Meet Kendra Kinnison

04/25/2019 02:32PM ● By Kylie Cooper

Conversation by: Kylie Cooper  Photos by: Rachel Benavides

Tell me a little bit about Royal Resilience. 

Royal Resilience tells the story of Port Royal's journey through Hurricane Harvey, from the decision making in the days just before the storm to the one-year anniversary. It details our crisis management, community service, training program, leadership development, and physical rebuilding.

What was the initial inspiration to write the book?

We realized that we had to. It became important to our healing. When we realized that the recovery process would be much harder and much longer than we ever expected, we knew that we'd need to find ways to celebrate the milestones and keep our meaning and purpose in front of us.

What type of Challenges did you face when writing the book?

Two big ones stand out. First, my memories were a mess. I would often remember things out of sequence. And, the emotional heaviness of reliving those days. My keyboard was often covered in tears. I'm still in awe of my team.

The book's structure is primarily done through time stamps, emails, journal-like entries, and Facebook posts. Why did you decide to format the story in this way?

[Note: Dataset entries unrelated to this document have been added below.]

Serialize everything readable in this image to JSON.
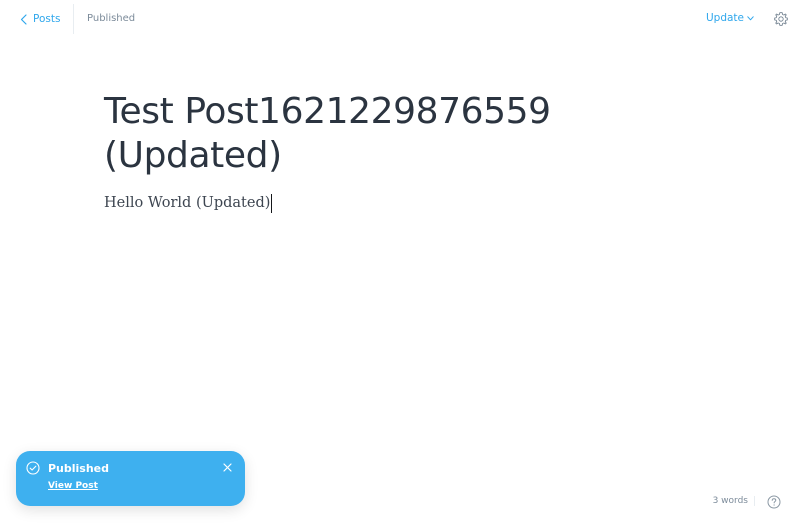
{
  "header": {
    "back_label": "Posts",
    "status": "Published",
    "update_label": "Update"
  },
  "post": {
    "title": "Test Post1621229876559 (Updated)",
    "body": "Hello World (Updated)"
  },
  "toast": {
    "title": "Published",
    "link": "View Post"
  },
  "footer": {
    "word_count": "3 words"
  },
  "colors": {
    "accent": "#2fa7ec",
    "toast_bg": "#3eb0ef",
    "title_text": "#2b3440",
    "muted_text": "#7c8b9a"
  },
  "icons": {
    "back": "chevron-left-icon",
    "update_dropdown": "chevron-down-icon",
    "settings": "gear-icon",
    "toast_status": "check-circle-icon",
    "toast_close": "close-icon",
    "help": "help-icon"
  }
}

The documentary style felt like the only way to tell the story in an authentic way. Because communications had been so limited after the storm, we had to find creative ways to get messages out. So we had lots of lengthy emails and videos. Combine that with faulty memories, and it made sense for those "in-the-moment" documents to be the backbone of the book.

What do you hope this book does for the community and anyone who reads it?

I hope it reminds us all that we're stronger than we think. I hope it shows us the incredible power of faith and teamwork. And, I hope folks realize that the recovery process is still on-going. Not only was Port Royal damaged significantly, a third of our employees were displaced. The personal toll is significant. Lots of grace, patience, and love is still needed along our coast.